### REQUIREMENT
Gather each line containing the string "Сведения" from these entries.

### Component data from apps and pages
----
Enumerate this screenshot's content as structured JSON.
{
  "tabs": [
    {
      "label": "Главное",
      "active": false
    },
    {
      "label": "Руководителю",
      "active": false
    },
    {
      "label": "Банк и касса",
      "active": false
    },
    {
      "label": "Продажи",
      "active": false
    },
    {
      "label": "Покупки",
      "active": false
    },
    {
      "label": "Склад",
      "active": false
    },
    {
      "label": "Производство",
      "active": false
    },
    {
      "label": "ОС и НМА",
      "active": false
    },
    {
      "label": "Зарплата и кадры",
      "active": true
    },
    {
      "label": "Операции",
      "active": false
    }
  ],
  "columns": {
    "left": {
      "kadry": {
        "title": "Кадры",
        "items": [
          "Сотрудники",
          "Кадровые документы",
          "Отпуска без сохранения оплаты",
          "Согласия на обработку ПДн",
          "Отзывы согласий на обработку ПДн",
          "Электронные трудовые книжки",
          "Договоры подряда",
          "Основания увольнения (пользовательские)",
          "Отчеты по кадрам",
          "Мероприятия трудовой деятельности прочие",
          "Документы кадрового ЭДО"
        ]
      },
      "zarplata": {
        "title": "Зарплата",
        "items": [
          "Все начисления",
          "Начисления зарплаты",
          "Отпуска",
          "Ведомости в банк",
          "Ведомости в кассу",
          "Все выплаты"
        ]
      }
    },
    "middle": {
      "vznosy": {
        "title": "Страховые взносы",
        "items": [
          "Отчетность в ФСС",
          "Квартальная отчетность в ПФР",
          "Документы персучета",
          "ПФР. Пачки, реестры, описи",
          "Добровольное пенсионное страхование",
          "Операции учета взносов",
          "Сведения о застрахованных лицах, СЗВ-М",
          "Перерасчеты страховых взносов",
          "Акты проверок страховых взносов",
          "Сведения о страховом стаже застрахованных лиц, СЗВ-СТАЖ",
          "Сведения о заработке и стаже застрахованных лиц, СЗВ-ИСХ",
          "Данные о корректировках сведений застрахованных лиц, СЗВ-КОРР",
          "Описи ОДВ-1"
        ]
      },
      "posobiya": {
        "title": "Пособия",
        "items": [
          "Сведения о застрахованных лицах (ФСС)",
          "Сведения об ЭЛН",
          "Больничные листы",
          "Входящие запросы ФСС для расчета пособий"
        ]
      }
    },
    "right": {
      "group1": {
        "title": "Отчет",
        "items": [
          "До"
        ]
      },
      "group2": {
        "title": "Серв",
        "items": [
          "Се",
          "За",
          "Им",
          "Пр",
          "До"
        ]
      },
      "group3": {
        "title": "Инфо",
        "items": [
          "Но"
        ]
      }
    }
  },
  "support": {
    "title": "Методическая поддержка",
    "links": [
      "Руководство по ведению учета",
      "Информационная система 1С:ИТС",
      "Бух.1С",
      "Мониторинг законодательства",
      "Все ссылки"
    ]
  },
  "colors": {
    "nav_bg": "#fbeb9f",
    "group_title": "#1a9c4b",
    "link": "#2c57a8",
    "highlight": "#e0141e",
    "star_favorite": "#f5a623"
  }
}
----
### EXERCISE OUTPUT
          "Сведения о застрахованных лицах, СЗВ-М",
          "Сведения о страховом стаже застрахованных лиц, СЗВ-СТАЖ",
          "Сведения о заработке и стаже застрахованных лиц, СЗВ-ИСХ",
          "Сведения о застрахованных лицах (ФСС)",
          "Сведения об ЭЛН",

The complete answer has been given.